-- Task data --
__________
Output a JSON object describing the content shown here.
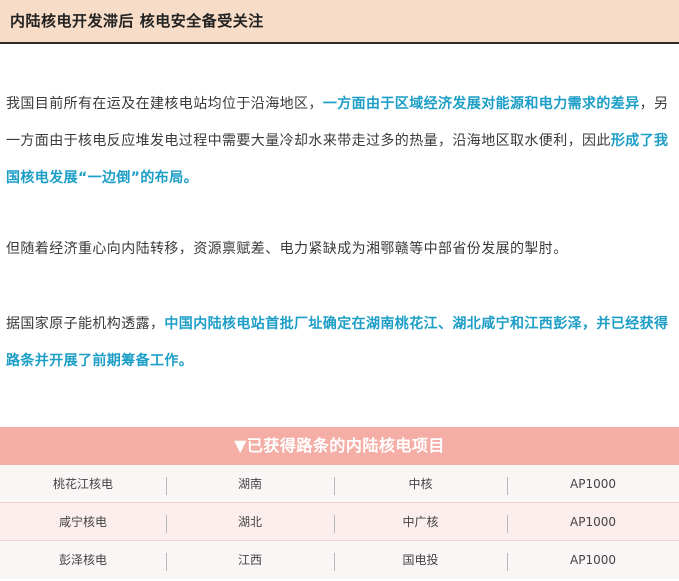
{
  "header": {
    "title": "内陆核电开发滞后 核电安全备受关注"
  },
  "paragraphs": {
    "p1": {
      "part1": "我国目前所有在运及在建核电站均位于沿海地区，",
      "highlight1": "一方面由于区域经济发展对能源和电力需求的差异",
      "part2": "，另一方面由于核电反应堆发电过程中需要大量冷却水来带走过多的热量，沿海地区取水便利，因此",
      "highlight2": "形成了我国核电发展“一边倒”的布局。"
    },
    "p2": {
      "text": "但随着经济重心向内陆转移，资源禀赋差、电力紧缺成为湘鄂赣等中部省份发展的掣肘。"
    },
    "p3": {
      "part1": "据国家原子能机构透露，",
      "highlight1": "中国内陆核电站首批厂址确定在湖南桃花江、湖北咸宁和江西彭泽，并已经获得路条并开展了前期筹备工作。"
    }
  },
  "table": {
    "heading": "▼已获得路条的内陆核电项目",
    "rows": [
      [
        "桃花江核电",
        "湖南",
        "中核",
        "AP1000"
      ],
      [
        "咸宁核电",
        "湖北",
        "中广核",
        "AP1000"
      ],
      [
        "彭泽核电",
        "江西",
        "国电投",
        "AP1000"
      ]
    ]
  },
  "colors": {
    "header_bg": "#f7dcc7",
    "highlight": "#1d9ec7",
    "table_head_bg": "#f4aea6"
  }
}
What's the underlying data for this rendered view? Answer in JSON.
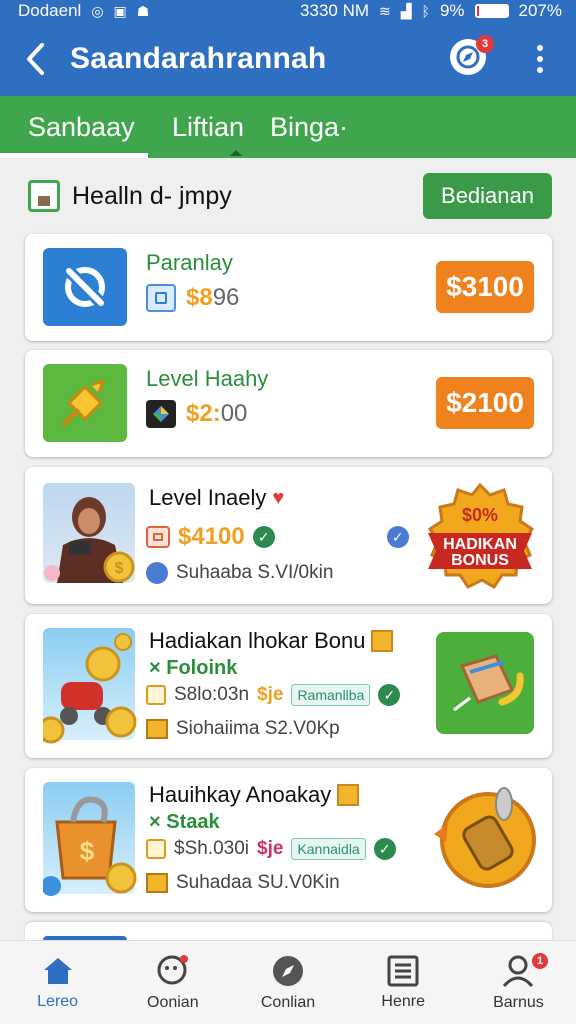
{
  "status_bar": {
    "carrier": "Dodaenl",
    "time": "3330 NM",
    "battery": "9%",
    "battery_level": 0.09,
    "extra": "207%",
    "icons": [
      "circle-icon",
      "message-icon",
      "game-icon",
      "wifi-icon",
      "signal-icon",
      "bluetooth-icon",
      "battery-icon"
    ]
  },
  "app_bar": {
    "title": "Saandarahrannah",
    "notification_count": "3"
  },
  "tabs": [
    "Sanbaay",
    "Liftian",
    "Binga·"
  ],
  "section": {
    "title": "Healln d- jmpy",
    "button": "Bedianan"
  },
  "cards": [
    {
      "name": "Paranlay",
      "price_prefix": "$8",
      "price_rest": "96",
      "button": "$3100",
      "thumb_bg": "#2d7fd4"
    },
    {
      "name": "Level Haahy",
      "price_prefix": "$2:",
      "price_rest": "00",
      "button": "$2100",
      "thumb_bg": "#5cb83e"
    },
    {
      "name": "Level Inaely",
      "price": "$4100",
      "meta": "Suhaaba S.VI/0kin",
      "badge_top": "$0%",
      "badge_line1": "HADIKAN",
      "badge_line2": "BONUS"
    },
    {
      "name": "Hadiakan lhokar Bonu",
      "sub": "× Foloink",
      "price": "S8lo:03n",
      "sale": "$je",
      "tag": "Ramanllba",
      "meta": "Siohaiima S2.V0Kp"
    },
    {
      "name": "Hauihkay Anoakay",
      "sub": "× Staak",
      "price": "$Sh.030i",
      "sale": "$je",
      "tag": "Kannaidla",
      "meta": "Suhadaa SU.V0Kin"
    }
  ],
  "bottom_nav": [
    {
      "label": "Lereo",
      "icon": "home-icon",
      "active": true
    },
    {
      "label": "Oonian",
      "icon": "chat-icon"
    },
    {
      "label": "Conlian",
      "icon": "compass-icon"
    },
    {
      "label": "Henre",
      "icon": "list-icon"
    },
    {
      "label": "Barnus",
      "icon": "profile-icon",
      "badge": "1"
    }
  ],
  "colors": {
    "app_bar": "#2f6fc1",
    "tabs": "#3fa64e",
    "price_button": "#f0821e",
    "gold": "#f0a020"
  }
}
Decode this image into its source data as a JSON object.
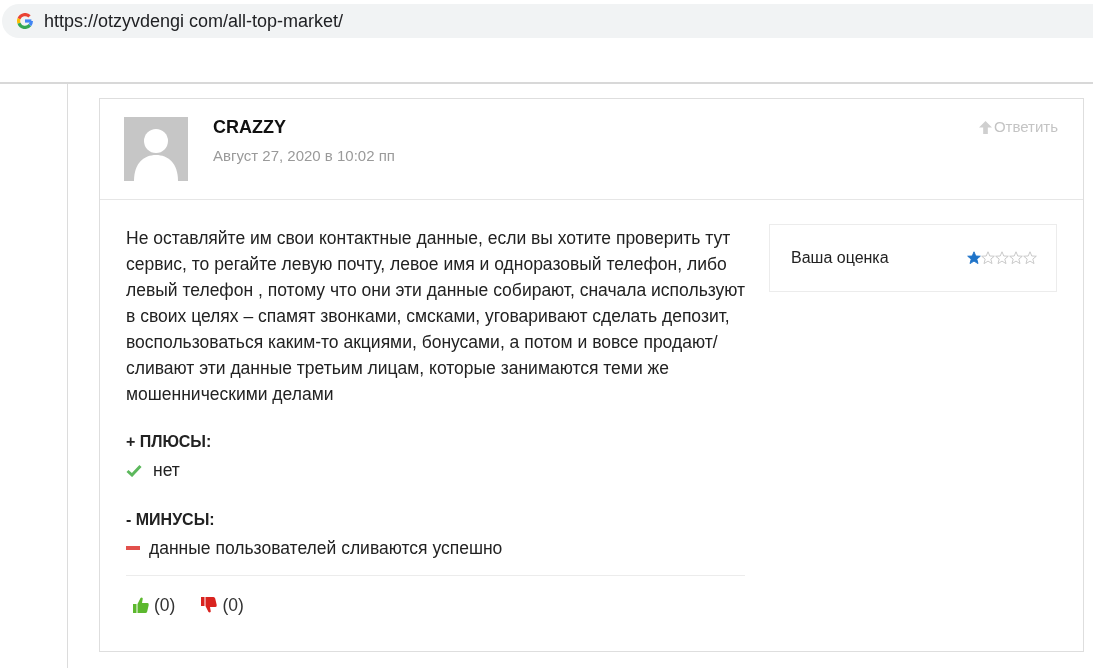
{
  "browser": {
    "url": "https://otzyvdengi com/all-top-market/"
  },
  "comment": {
    "author": "CRAZZY",
    "date": "Август 27, 2020 в 10:02 пп",
    "reply_link": "Ответить",
    "text": "Не оставляйте им свои контактные данные, если вы хотите проверить тут сервис, то регайте левую почту, левое имя и одноразовый телефон, либо левый телефон , потому что они эти данные собирают, сначала используют в своих целях – спамят звонками, смсками, уговаривают сделать депозит, воспользоваться каким-то акциями, бонусами, а потом и вовсе продают/ сливают эти данные третьим лицам, которые занимаются теми же мошенническими делами",
    "rating": {
      "label": "Ваша оценка",
      "stars": 1
    },
    "pros": {
      "heading": "+ ПЛЮСЫ:",
      "items": [
        "нет"
      ]
    },
    "cons": {
      "heading": "- МИНУСЫ:",
      "items": [
        "данные пользователей сливаются успешно"
      ]
    },
    "votes": [
      {
        "kind": "up",
        "count": "(0)"
      },
      {
        "kind": "down",
        "count": "(0)"
      }
    ]
  }
}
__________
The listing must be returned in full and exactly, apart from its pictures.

Output a JSON object describing the content shown here.
{
  "header": {
    "title": "内陆核电开发滞后 核电安全备受关注"
  },
  "paragraphs": {
    "p1": {
      "part1": "我国目前所有在运及在建核电站均位于沿海地区，",
      "highlight1": "一方面由于区域经济发展对能源和电力需求的差异",
      "part2": "，另一方面由于核电反应堆发电过程中需要大量冷却水来带走过多的热量，沿海地区取水便利，因此",
      "highlight2": "形成了我国核电发展“一边倒”的布局。"
    },
    "p2": {
      "text": "但随着经济重心向内陆转移，资源禀赋差、电力紧缺成为湘鄂赣等中部省份发展的掣肘。"
    },
    "p3": {
      "part1": "据国家原子能机构透露，",
      "highlight1": "中国内陆核电站首批厂址确定在湖南桃花江、湖北咸宁和江西彭泽，并已经获得路条并开展了前期筹备工作。"
    }
  },
  "table": {
    "heading": "▼已获得路条的内陆核电项目",
    "rows": [
      [
        "桃花江核电",
        "湖南",
        "中核",
        "AP1000"
      ],
      [
        "咸宁核电",
        "湖北",
        "中广核",
        "AP1000"
      ],
      [
        "彭泽核电",
        "江西",
        "国电投",
        "AP1000"
      ]
    ]
  },
  "colors": {
    "header_bg": "#f7dcc7",
    "highlight": "#1d9ec7",
    "table_head_bg": "#f4aea6"
  }
}
What's the underlying data for this rendered view? Answer in JSON.
{
  "status_bar": {
    "carrier": "Dodaenl",
    "time": "3330 NM",
    "battery": "9%",
    "battery_level": 0.09,
    "extra": "207%",
    "icons": [
      "circle-icon",
      "message-icon",
      "game-icon",
      "wifi-icon",
      "signal-icon",
      "bluetooth-icon",
      "battery-icon"
    ]
  },
  "app_bar": {
    "title": "Saandarahrannah",
    "notification_count": "3"
  },
  "tabs": [
    "Sanbaay",
    "Liftian",
    "Binga·"
  ],
  "section": {
    "title": "Healln d- jmpy",
    "button": "Bedianan"
  },
  "cards": [
    {
      "name": "Paranlay",
      "price_prefix": "$8",
      "price_rest": "96",
      "button": "$3100",
      "thumb_bg": "#2d7fd4"
    },
    {
      "name": "Level Haahy",
      "price_prefix": "$2:",
      "price_rest": "00",
      "button": "$2100",
      "thumb_bg": "#5cb83e"
    },
    {
      "name": "Level Inaely",
      "price": "$4100",
      "meta": "Suhaaba S.VI/0kin",
      "badge_top": "$0%",
      "badge_line1": "HADIKAN",
      "badge_line2": "BONUS"
    },
    {
      "name": "Hadiakan lhokar Bonu",
      "sub": "× Foloink",
      "price": "S8lo:03n",
      "sale": "$je",
      "tag": "Ramanllba",
      "meta": "Siohaiima S2.V0Kp"
    },
    {
      "name": "Hauihkay Anoakay",
      "sub": "× Staak",
      "price": "$Sh.030i",
      "sale": "$je",
      "tag": "Kannaidla",
      "meta": "Suhadaa SU.V0Kin"
    }
  ],
  "bottom_nav": [
    {
      "label": "Lereo",
      "icon": "home-icon",
      "active": true
    },
    {
      "label": "Oonian",
      "icon": "chat-icon"
    },
    {
      "label": "Conlian",
      "icon": "compass-icon"
    },
    {
      "label": "Henre",
      "icon": "list-icon"
    },
    {
      "label": "Barnus",
      "icon": "profile-icon",
      "badge": "1"
    }
  ],
  "colors": {
    "app_bar": "#2f6fc1",
    "tabs": "#3fa64e",
    "price_button": "#f0821e",
    "gold": "#f0a020"
  }
}
Decode this image into its source data as a JSON object.
{
  "browser": {
    "url": "https://otzyvdengi com/all-top-market/"
  },
  "comment": {
    "author": "CRAZZY",
    "date": "Август 27, 2020 в 10:02 пп",
    "reply_link": "Ответить",
    "text": "Не оставляйте им свои контактные данные, если вы хотите проверить тут сервис, то регайте левую почту, левое имя и одноразовый телефон, либо левый телефон , потому что они эти данные собирают, сначала используют в своих целях – спамят звонками, смсками, уговаривают сделать депозит, воспользоваться каким-то акциями, бонусами, а потом и вовсе продают/ сливают эти данные третьим лицам, которые занимаются теми же мошенническими делами",
    "rating": {
      "label": "Ваша оценка",
      "stars": 1
    },
    "pros": {
      "heading": "+ ПЛЮСЫ:",
      "items": [
        "нет"
      ]
    },
    "cons": {
      "heading": "- МИНУСЫ:",
      "items": [
        "данные пользователей сливаются успешно"
      ]
    },
    "votes": [
      {
        "kind": "up",
        "count": "(0)"
      },
      {
        "kind": "down",
        "count": "(0)"
      }
    ]
  }
}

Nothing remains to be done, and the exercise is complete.